When traveling with a pet, be considerate of others. Keep your pet on a leash or in a carrier, clean up after them, and be respectful of other travelers' space and comfort.
While traveling with your pet is certainly fun, there are some times to consider leaving your pet at home with a friend, relative, pet sitter, or a great boarding facility.
- If your pet is older and has trouble seeing, hearing or moving, it may be best to keep them in a familiar environment to avoid stress and anxiety around new places.
- If your pet is immune compromised in any way, sometimes the stress of travel as well as the exposure to new populations of pets and environments during travel can increase the chances of infection.
- If your pet has high anxiety around new places, people, sounds or objects, travel may not be fun for them at all.
Discuss with your veterinarian if you are concerned about how your pet will respond during travel. She may be able to give you tips, supplements or medications that can help, or she may be able to recommend reputable sitters or boarding facilities.
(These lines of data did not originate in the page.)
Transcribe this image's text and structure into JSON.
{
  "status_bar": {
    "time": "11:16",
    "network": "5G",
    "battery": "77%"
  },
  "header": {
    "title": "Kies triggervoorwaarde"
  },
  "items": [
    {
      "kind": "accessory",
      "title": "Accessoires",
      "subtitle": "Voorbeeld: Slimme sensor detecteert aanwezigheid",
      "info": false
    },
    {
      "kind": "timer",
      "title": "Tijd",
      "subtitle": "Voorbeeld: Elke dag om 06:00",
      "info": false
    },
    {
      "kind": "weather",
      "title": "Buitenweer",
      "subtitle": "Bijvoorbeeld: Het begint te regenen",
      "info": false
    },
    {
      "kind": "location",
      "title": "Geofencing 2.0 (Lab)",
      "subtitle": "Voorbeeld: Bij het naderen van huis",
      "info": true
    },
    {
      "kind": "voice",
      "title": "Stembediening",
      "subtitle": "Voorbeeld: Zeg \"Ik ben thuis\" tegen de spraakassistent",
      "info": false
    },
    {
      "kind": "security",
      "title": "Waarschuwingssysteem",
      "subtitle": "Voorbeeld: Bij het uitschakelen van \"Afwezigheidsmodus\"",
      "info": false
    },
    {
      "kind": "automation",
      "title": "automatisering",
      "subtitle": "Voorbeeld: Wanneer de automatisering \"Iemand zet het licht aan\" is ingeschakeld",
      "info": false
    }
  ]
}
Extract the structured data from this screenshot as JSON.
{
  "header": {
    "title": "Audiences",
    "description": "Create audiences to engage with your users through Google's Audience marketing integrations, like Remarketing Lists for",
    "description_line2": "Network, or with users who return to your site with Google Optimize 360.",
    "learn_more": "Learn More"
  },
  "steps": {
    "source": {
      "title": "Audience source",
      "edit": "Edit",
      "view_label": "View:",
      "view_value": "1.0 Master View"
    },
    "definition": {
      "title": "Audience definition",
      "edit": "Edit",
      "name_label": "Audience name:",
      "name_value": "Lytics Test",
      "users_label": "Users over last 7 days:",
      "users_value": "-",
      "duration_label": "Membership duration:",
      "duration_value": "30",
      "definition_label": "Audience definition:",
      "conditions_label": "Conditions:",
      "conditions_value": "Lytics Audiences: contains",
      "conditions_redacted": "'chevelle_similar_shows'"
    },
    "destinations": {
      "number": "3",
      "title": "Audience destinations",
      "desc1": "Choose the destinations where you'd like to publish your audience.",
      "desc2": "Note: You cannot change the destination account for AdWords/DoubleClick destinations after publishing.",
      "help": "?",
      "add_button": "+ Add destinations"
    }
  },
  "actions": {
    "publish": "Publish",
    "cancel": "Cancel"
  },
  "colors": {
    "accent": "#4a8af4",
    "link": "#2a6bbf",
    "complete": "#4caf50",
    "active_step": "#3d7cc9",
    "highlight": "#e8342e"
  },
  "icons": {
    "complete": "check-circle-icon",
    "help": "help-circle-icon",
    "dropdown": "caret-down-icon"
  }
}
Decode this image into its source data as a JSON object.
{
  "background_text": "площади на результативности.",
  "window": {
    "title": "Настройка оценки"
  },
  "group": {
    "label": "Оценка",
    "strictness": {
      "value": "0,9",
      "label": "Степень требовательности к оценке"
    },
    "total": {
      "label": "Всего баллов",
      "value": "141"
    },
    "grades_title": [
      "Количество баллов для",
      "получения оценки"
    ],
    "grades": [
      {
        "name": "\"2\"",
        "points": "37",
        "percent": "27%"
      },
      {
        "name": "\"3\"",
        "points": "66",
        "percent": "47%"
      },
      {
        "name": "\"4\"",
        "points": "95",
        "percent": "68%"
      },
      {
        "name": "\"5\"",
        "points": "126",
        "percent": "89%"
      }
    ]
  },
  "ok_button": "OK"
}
The goal is for everyone to have fun during travel and sometimes, for our pets, that means staying home.